erthtone:

Waiting for that feeling.
© Arnold R. Butler.2014 (www.ab2ether.com)

erthtone:

Waiting for that feeling.

© Arnold R. Butler.2014
(www.ab2ether.com)

explore-blog:

For Sherwood Anderson's birthday, his spectacular letter of advice on art and life to his teenage son

reportagebygettyimages:

'The traditional funding model, of agencies and magazines pushing money at photographers to do projects, is not what it used to be. Photographers these days have to explore all avenues to try to get enough money to continue their projects, and grants are a very important part of that.'

-Jon Jones, Sunday Times Magazine Director of Photography and Getty Images Editorial Grant judge

2014 marks the ten year anniversary of the Getty Images Grants program, which has now awarded over $1 million in funding to photographers. In this video, some of the winners and judges of the Editorial Grant reflect on their experiences with the program and why it is so important to photojournalists.

notesondesign:

ponder

notesondesign:

ponder

theatlantic:

Why Every Book About Africa Has the Same Cover

Last week, Africa Is a Country, a blog that documents and skewers Western misconceptions of Africa, ran a fascinating story about book design. It posted a collage of 36 covers of books that were either set in Africa or written by African writers. The texts of the books were as diverse as the geography they covered: Nigeria, Zimbabwe, South Africa, Botswana, Zambia, Mozambique. They were written in wildly divergent styles, by writers that included several Nobel Prize winners. Yet all of books’ covers featured an acacia tree, an orange sunset over the veld, or both.
"In short," the post said, "the covers of most novels ‘about Africa’ seem to have been designed by someone whose principal idea of the continent comes from The Lion King.”
Read more. [Image: Wikimedia Commons]
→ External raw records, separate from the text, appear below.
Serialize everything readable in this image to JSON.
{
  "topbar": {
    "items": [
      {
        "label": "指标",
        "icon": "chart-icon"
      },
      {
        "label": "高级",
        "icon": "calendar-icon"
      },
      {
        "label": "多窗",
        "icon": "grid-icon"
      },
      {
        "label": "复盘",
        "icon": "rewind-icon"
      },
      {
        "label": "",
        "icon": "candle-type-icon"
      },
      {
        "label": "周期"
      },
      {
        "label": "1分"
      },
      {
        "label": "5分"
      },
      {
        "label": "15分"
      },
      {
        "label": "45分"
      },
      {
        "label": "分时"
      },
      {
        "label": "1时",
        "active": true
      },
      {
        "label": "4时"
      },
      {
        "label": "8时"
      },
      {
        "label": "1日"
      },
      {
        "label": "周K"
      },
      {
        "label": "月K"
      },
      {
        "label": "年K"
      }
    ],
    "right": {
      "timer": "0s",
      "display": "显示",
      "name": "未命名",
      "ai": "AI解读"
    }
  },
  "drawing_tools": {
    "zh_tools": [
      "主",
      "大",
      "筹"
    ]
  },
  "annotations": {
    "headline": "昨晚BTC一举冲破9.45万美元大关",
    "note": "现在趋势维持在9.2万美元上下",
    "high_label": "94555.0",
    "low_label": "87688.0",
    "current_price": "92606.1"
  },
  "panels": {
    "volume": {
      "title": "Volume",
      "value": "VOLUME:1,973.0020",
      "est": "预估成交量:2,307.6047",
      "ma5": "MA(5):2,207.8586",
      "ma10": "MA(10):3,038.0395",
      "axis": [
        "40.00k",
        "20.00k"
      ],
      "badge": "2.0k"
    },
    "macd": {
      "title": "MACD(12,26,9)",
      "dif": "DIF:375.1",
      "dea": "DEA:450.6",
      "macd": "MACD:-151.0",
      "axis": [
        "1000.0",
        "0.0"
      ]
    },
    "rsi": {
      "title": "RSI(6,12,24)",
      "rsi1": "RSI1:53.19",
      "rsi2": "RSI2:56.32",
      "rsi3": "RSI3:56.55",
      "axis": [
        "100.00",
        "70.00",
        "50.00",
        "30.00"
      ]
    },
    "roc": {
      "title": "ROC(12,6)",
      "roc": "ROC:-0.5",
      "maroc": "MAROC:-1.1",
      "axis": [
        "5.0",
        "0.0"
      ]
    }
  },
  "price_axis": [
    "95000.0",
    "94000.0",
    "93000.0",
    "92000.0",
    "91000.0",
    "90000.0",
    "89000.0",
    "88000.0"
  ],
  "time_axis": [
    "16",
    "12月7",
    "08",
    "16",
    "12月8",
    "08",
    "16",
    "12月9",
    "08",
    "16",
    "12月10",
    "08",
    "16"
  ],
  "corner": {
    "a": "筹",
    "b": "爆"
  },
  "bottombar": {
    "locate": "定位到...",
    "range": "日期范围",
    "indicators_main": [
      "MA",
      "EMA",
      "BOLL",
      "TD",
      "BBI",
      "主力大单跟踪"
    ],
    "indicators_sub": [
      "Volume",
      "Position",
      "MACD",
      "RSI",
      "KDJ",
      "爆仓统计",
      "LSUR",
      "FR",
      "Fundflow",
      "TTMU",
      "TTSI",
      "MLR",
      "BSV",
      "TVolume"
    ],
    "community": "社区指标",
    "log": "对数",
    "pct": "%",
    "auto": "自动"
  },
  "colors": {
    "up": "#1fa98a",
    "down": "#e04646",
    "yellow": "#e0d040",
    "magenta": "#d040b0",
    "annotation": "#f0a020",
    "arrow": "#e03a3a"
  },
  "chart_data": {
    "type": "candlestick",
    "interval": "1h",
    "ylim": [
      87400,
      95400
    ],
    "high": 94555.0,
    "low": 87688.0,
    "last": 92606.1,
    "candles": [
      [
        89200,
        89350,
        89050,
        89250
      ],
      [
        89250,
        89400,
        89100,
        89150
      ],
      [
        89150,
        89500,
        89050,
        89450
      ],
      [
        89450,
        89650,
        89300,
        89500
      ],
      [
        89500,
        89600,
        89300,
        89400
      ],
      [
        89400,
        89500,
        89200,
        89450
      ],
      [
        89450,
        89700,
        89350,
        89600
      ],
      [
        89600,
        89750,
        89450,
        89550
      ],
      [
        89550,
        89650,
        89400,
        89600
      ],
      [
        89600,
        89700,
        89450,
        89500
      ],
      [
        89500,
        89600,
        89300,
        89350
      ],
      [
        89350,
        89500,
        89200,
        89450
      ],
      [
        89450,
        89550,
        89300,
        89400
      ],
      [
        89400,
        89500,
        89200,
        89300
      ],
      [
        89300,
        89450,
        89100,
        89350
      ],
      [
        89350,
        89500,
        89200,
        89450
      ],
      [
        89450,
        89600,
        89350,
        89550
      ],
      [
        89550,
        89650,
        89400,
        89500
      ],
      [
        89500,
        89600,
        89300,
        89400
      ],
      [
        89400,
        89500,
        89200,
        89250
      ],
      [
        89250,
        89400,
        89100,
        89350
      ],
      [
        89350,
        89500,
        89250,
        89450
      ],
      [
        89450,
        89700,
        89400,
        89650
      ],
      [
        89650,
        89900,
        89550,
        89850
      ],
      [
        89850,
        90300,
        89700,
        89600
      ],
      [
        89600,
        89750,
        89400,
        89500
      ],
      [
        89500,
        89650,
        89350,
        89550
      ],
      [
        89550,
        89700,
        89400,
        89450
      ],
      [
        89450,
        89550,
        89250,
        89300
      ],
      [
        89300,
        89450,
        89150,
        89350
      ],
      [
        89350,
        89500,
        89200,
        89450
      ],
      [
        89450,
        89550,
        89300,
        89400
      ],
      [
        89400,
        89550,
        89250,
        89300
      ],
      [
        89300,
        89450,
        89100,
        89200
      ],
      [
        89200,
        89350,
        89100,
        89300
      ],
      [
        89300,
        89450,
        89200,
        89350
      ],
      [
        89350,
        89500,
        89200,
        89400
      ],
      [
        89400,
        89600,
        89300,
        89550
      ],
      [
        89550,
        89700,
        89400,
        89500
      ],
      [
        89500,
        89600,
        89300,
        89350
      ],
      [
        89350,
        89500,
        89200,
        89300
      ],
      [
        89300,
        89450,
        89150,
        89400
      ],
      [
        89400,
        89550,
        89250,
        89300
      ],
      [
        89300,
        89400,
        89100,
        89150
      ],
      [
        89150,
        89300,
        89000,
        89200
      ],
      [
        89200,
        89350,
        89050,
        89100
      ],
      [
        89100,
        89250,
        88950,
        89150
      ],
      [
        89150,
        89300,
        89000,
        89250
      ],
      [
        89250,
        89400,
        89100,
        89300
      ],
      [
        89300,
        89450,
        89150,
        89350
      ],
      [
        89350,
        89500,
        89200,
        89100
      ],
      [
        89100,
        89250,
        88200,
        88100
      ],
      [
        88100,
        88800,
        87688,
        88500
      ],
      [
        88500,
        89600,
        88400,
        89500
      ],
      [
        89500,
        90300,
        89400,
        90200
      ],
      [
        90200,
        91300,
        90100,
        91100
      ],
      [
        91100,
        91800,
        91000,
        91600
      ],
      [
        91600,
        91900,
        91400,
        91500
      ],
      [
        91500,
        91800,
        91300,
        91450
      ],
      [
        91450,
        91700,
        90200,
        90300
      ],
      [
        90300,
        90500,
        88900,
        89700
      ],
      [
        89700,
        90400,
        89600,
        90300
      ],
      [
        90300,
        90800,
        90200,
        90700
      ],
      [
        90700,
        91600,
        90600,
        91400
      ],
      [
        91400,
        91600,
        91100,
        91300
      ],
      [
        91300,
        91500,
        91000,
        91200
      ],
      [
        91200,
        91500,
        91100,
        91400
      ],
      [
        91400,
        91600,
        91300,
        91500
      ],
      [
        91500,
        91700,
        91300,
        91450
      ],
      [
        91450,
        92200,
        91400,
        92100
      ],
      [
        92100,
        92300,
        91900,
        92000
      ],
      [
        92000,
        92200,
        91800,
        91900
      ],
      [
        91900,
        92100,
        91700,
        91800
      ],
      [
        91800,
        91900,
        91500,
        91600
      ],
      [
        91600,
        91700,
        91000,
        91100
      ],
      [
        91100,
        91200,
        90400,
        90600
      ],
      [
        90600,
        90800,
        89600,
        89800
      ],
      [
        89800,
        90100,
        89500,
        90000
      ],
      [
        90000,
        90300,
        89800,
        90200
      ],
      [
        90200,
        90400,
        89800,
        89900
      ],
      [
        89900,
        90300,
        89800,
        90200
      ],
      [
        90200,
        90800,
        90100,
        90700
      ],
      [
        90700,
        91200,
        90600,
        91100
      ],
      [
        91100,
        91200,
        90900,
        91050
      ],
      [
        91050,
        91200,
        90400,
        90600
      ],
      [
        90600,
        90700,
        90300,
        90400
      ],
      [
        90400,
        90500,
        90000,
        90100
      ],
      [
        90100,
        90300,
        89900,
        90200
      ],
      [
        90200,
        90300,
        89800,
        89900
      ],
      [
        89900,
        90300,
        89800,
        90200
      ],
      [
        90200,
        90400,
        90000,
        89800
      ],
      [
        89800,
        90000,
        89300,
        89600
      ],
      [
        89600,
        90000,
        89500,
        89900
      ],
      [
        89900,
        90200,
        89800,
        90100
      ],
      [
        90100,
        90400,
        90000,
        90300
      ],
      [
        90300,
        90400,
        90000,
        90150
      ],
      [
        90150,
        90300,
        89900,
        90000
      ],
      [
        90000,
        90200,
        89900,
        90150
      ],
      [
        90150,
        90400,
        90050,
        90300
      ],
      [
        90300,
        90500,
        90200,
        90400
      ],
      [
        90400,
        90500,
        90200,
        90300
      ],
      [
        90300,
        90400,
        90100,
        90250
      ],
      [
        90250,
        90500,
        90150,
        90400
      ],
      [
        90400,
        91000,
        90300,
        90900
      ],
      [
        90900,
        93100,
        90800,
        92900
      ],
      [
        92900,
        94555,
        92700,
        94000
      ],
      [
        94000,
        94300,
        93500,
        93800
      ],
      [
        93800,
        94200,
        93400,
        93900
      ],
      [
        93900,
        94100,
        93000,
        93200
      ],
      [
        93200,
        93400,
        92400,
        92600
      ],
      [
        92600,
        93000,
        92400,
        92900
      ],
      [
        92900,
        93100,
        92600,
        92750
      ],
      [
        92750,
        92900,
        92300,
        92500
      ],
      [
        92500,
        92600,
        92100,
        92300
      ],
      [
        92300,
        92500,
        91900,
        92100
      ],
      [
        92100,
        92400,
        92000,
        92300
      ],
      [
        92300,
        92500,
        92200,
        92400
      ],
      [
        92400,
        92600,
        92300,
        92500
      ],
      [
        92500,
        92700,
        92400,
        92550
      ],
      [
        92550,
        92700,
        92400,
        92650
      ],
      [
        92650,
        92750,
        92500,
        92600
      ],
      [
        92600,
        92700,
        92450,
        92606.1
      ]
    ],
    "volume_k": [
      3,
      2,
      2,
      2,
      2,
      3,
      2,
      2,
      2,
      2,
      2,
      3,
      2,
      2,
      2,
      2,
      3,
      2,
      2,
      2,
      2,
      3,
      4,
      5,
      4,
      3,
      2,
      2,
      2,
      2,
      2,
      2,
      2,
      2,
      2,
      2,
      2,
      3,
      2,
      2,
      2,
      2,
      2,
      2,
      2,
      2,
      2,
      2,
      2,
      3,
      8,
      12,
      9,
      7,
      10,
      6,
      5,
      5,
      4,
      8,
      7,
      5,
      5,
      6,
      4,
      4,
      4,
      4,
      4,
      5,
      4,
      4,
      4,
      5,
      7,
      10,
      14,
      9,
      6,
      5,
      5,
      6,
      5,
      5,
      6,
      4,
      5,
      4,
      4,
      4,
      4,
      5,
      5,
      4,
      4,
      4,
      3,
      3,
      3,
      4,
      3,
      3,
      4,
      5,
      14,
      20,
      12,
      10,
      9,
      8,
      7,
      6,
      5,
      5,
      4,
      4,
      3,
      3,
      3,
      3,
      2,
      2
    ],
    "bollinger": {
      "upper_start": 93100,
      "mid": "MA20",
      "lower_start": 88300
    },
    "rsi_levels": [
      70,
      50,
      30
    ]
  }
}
theatlantic:

Why Every Book About Africa Has the Same Cover

Last week, Africa Is a Country, a blog that documents and skewers Western misconceptions of Africa, ran a fascinating story about book design. It posted a collage of 36 covers of books that were either set in Africa or written by African writers. The texts of the books were as diverse as the geography they covered: Nigeria, Zimbabwe, South Africa, Botswana, Zambia, Mozambique. They were written in wildly divergent styles, by writers that included several Nobel Prize winners. Yet all of books’ covers featured an acacia tree, an orange sunset over the veld, or both.

"In short," the post said, "the covers of most novels ‘about Africa’ seem to have been designed by someone whose principal idea of the continent comes from The Lion King.”

Read more. [Image: Wikimedia Commons]

La fois où j’ai essayé de monter sur un cheval sans selle dans l’océan. 

La fois où j’ai essayé de monter sur un cheval sans selle dans l’océan. 

DOING THE BEST AT THIS MOMENT PUTS YOU IN THE BEST PLACE FOR THE NEXT MOMENT.
OPRAH WINFREY

shortformblog:

parislemon:

Yes, that’s Tim Cook narrating. As Rene Ritchie notes:

My best guess as to why Tim Cook narrated the “Better” video is because it speaks to Apple’s core values, and speaking to Apple’s core values is both deeply important to Tim Cook, and how he’s been positioned atop and within Apple.

You can say Tim Cook is not a product guy, but there’s no question that he knows better than anyone how Apple does what it does. And because he cares about it, he’s made that process… better.

This feels like the point where Tim Cook finally drew the line in the sand and showed what Apple looks like under his image. He’s been moving in this direction for a while, but unlike prior efforts, this doesn’t feel like Steve Jobs’ Apple under new ownership. This has Cook’s fingerprints all over it. More power to him.

Dans les voûtes hantées d’Édimbourg. Je n’aime pas les histoires de fantômes. 

new-aesthetic:

Twitter / contagious: “Hmm, nobody is clicking our banner ads. Let’s try them on print. (via @spencerholladay)”

new-aesthetic:

Twitter / contagious: “Hmm, nobody is clicking our banner ads. Let’s try them on print. (via @spencerholladay)”